This is almost a stub, its content can easily go in State of Palestine or in Legal status of the State of Palestine or even split between the two and delete this.Selfstudier (talk) 14:39, 24 May 2017 (UTC)
- Since this article deals with the Palestinian Territories and not State of Palestine, it can be merged into Palestinian territories. You may have noticed above that a proposal to merge this into Legal status of the State of Palestine was rejected previously. Has anything changed since ? It seems like you are WP:FORUMSHOPPING, since you began this discussion here in parallel to Talk:Legal_status_of_the_State_of_Palestine#Merge, without mentioning either on the other venue. “WarKosign” 20:25, 24 May 2017 (UTC)
- I looked up forumshopping, I am not doing that, I gave my reason on this page about this article ie it's virtually a stub sitting in space doing nothing and ought to be somewhere else, I don't really care where.
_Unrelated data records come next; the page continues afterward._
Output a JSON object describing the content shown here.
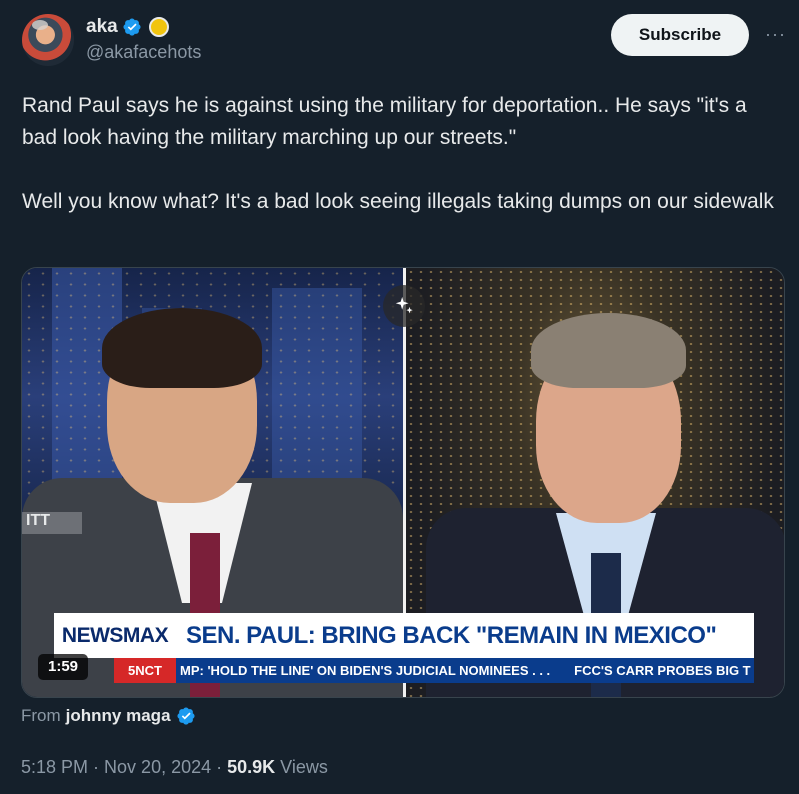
{
  "author": {
    "display_name": "aka",
    "handle": "@akafacehots"
  },
  "actions": {
    "subscribe_label": "Subscribe",
    "more_label": "···"
  },
  "tweet": {
    "paragraph_1": "Rand Paul says he is against using the military for deportation.. He says \"it's a bad look having the military marching up our streets.\"",
    "paragraph_2": "Well you know what? It's a bad look seeing illegals taking dumps on our sidewalk"
  },
  "video": {
    "duration": "1:59",
    "chyron_brand": "NEWSMAX",
    "chyron_headline": "SEN. PAUL: BRING BACK \"REMAIN IN MEXICO\"",
    "ticker_items": [
      "MP: 'HOLD THE LINE' ON BIDEN'S JUDICIAL NOMINEES . . .",
      "FCC'S CARR PROBES BIG T"
    ],
    "ticker_logo": "5NCT",
    "left_tag": "ITT"
  },
  "attribution": {
    "from_label": "From",
    "from_user": "johnny maga"
  },
  "meta": {
    "time": "5:18 PM",
    "separator_1": "·",
    "date": "Nov 20, 2024",
    "separator_2": "·",
    "views_count": "50.9K",
    "views_label": "Views"
  },
  "colors": {
    "background": "#15202b",
    "verified_blue": "#1d9bf0",
    "gold_badge": "#f1c40f",
    "newsmax_blue": "#0a3c8c"
  }
}
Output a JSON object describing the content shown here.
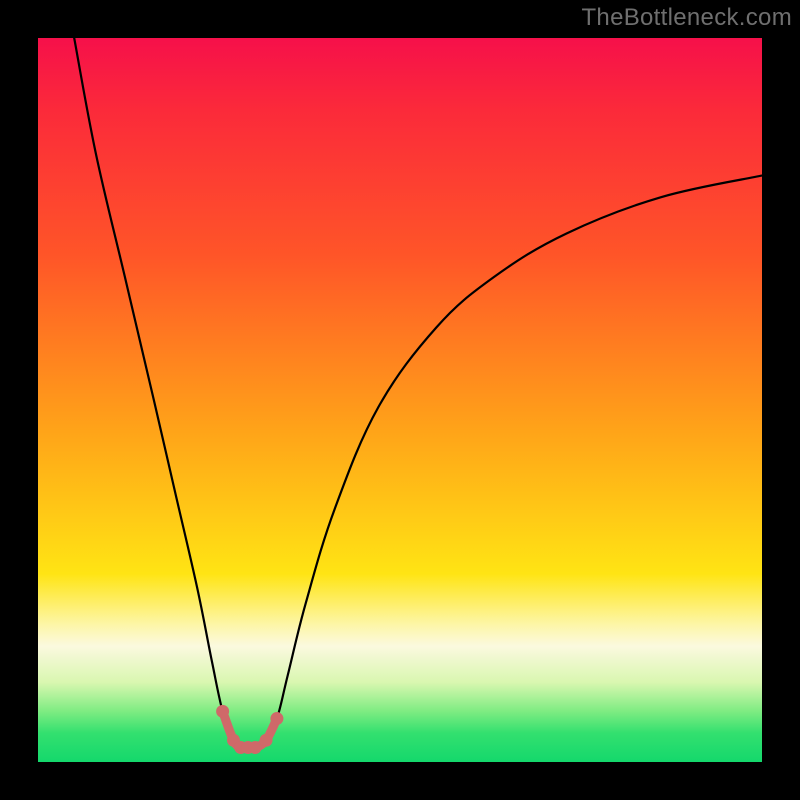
{
  "watermark": "TheBottleneck.com",
  "chart_data": {
    "type": "line",
    "title": "",
    "xlabel": "",
    "ylabel": "",
    "xlim": [
      0,
      100
    ],
    "ylim": [
      0,
      100
    ],
    "grid": false,
    "legend": false,
    "series": [
      {
        "name": "bottleneck-curve",
        "x": [
          5,
          8,
          12,
          16,
          19,
          22,
          24,
          25.5,
          27,
          28,
          29,
          30,
          31.5,
          33,
          34.5,
          37,
          41,
          47,
          55,
          63,
          73,
          86,
          100
        ],
        "y": [
          100,
          84,
          67,
          50,
          37,
          24,
          14,
          7,
          3,
          2,
          2,
          2,
          3,
          6,
          12,
          22,
          35,
          49,
          60,
          67,
          73,
          78,
          81
        ]
      },
      {
        "name": "trough-markers",
        "x": [
          25.5,
          27,
          28,
          29,
          30,
          31.5,
          33
        ],
        "y": [
          7,
          3,
          2,
          2,
          2,
          3,
          6
        ]
      }
    ],
    "colors": {
      "curve": "#000000",
      "markers": "#cf6969"
    }
  }
}
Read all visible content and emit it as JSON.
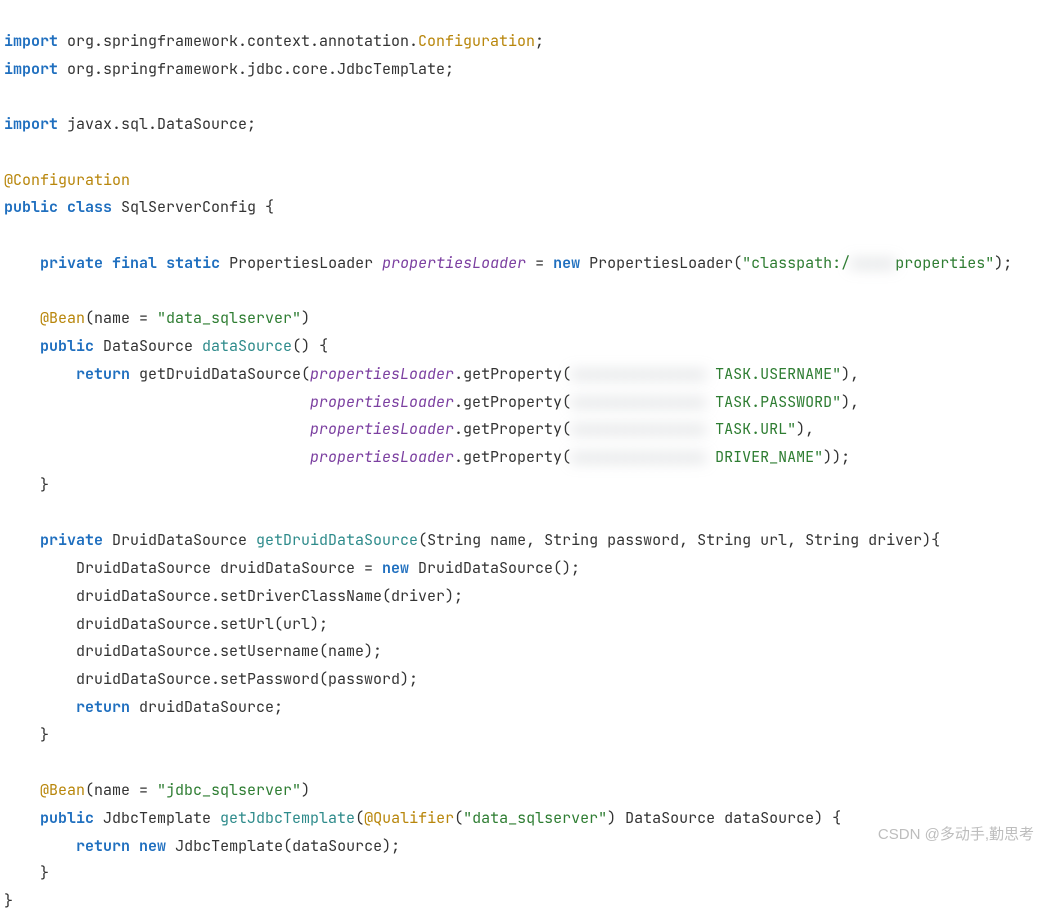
{
  "t": {
    "kw_import": "import",
    "kw_public": "public",
    "kw_class": "class",
    "kw_private": "private",
    "kw_final": "final",
    "kw_static": "static",
    "kw_new": "new",
    "kw_return": "return",
    "pkg_conf": " org.springframework.context.annotation.",
    "cls_conf": "Configuration",
    "semi": ";",
    "pkg_jdbc": " org.springframework.jdbc.core.JdbcTemplate;",
    "pkg_ds": " javax.sql.DataSource;",
    "ann_conf": "@Configuration",
    "class_decl": " SqlServerConfig {",
    "pl_type": " PropertiesLoader ",
    "pl_var": "propertiesLoader",
    "eq": " = ",
    "pl_ctor": " PropertiesLoader(",
    "str_classpath": "\"classpath:/",
    "blur1": "xxxxx",
    "str_props_end": "properties\"",
    "rparen_semi": ");",
    "ann_bean1": "@Bean",
    "bean1_args": "(name = ",
    "bean1_str": "\"data_sqlserver\"",
    "rparen": ")",
    "ds_type": " DataSource ",
    "m_dataSource": "dataSource",
    "empty_call": "() {",
    "call_getDruid": " getDruidDataSource(",
    "dot_getProp_open": ".getProperty(",
    "blur_long": "xxxxxxxxxxxxxxx",
    "str_task_user": "TASK.USERNAME\"",
    "rparen_comma": "),",
    "str_task_pass": "TASK.PASSWORD\"",
    "str_task_url": "TASK.URL\"",
    "str_driver": "DRIVER_NAME\"",
    "dbl_rparen_semi": "));",
    "brace_close": "}",
    "dds_type": " DruidDataSource ",
    "m_getDruid": "getDruidDataSource",
    "dds_params": "(String name, String password, String url, String driver){",
    "dds_decl": "DruidDataSource druidDataSource = ",
    "dds_ctor": " DruidDataSource();",
    "dds_setDriver": "druidDataSource.setDriverClassName(driver);",
    "dds_setUrl": "druidDataSource.setUrl(url);",
    "dds_setUser": "druidDataSource.setUsername(name);",
    "dds_setPass": "druidDataSource.setPassword(password);",
    "ret_dds": " druidDataSource;",
    "bean2_str": "\"jdbc_sqlserver\"",
    "jt_type": " JdbcTemplate ",
    "m_getJT": "getJdbcTemplate",
    "jt_open": "(",
    "ann_qual": "@Qualifier",
    "qual_open": "(",
    "jt_params_rest": " DataSource dataSource) {",
    "ret_jt_new": " JdbcTemplate(dataSource);",
    "watermark": "CSDN @多动手,勤思考"
  }
}
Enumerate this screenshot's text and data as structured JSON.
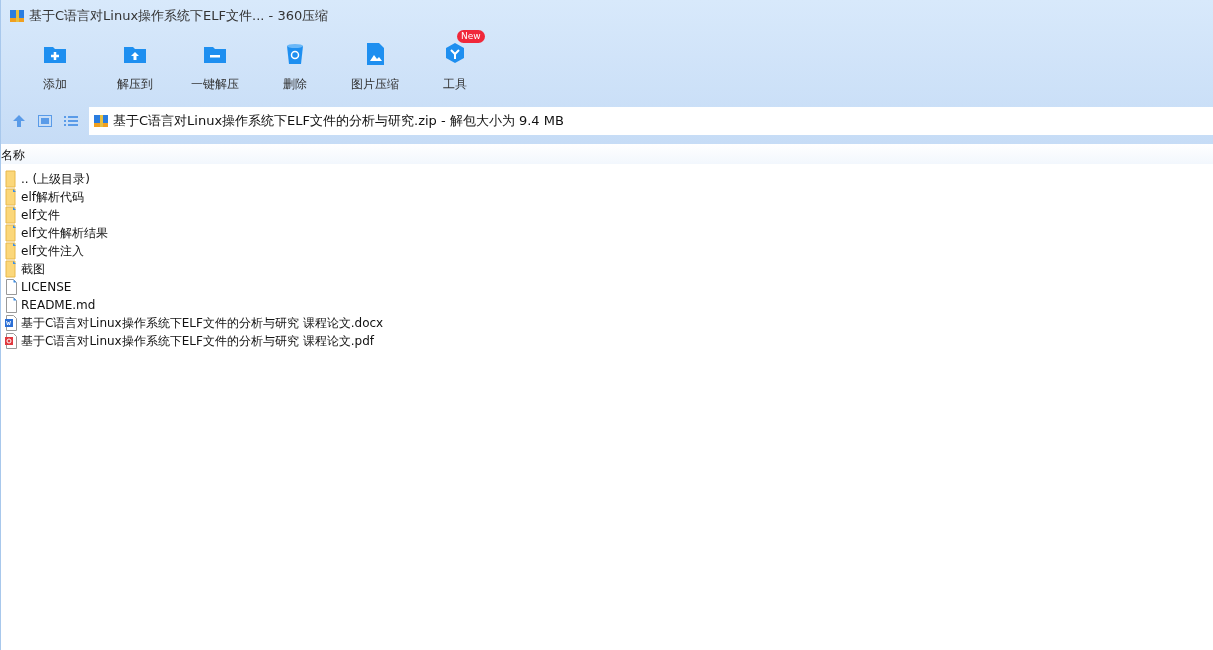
{
  "window": {
    "title": "基于C语言对Linux操作系统下ELF文件... - 360压缩"
  },
  "toolbar": [
    {
      "kind": "add",
      "label": "添加"
    },
    {
      "kind": "extract",
      "label": "解压到"
    },
    {
      "kind": "oneclick",
      "label": "一键解压"
    },
    {
      "kind": "delete",
      "label": "删除"
    },
    {
      "kind": "image",
      "label": "图片压缩"
    },
    {
      "kind": "tools",
      "label": "工具",
      "badge": "New"
    }
  ],
  "address": {
    "text": "基于C语言对Linux操作系统下ELF文件的分析与研究.zip - 解包大小为 9.4 MB"
  },
  "table": {
    "columns": [
      "名称"
    ],
    "rows": [
      {
        "kind": "parent",
        "name": ".. (上级目录)"
      },
      {
        "kind": "folder",
        "name": "elf解析代码"
      },
      {
        "kind": "folder",
        "name": "elf文件"
      },
      {
        "kind": "folder",
        "name": "elf文件解析结果"
      },
      {
        "kind": "folder",
        "name": "elf文件注入"
      },
      {
        "kind": "folder",
        "name": "截图"
      },
      {
        "kind": "file",
        "name": "LICENSE"
      },
      {
        "kind": "file",
        "name": "README.md"
      },
      {
        "kind": "docx",
        "name": "基于C语言对Linux操作系统下ELF文件的分析与研究 课程论文.docx"
      },
      {
        "kind": "pdf",
        "name": "基于C语言对Linux操作系统下ELF文件的分析与研究 课程论文.pdf"
      }
    ]
  }
}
If moved to Palestinian Territories then that solves the other problem as well (where I supported the merge for the same reason, to get rid of this page), 2 for price of 1.Selfstudier (talk) 11:21, 25 May 2017 (UTC)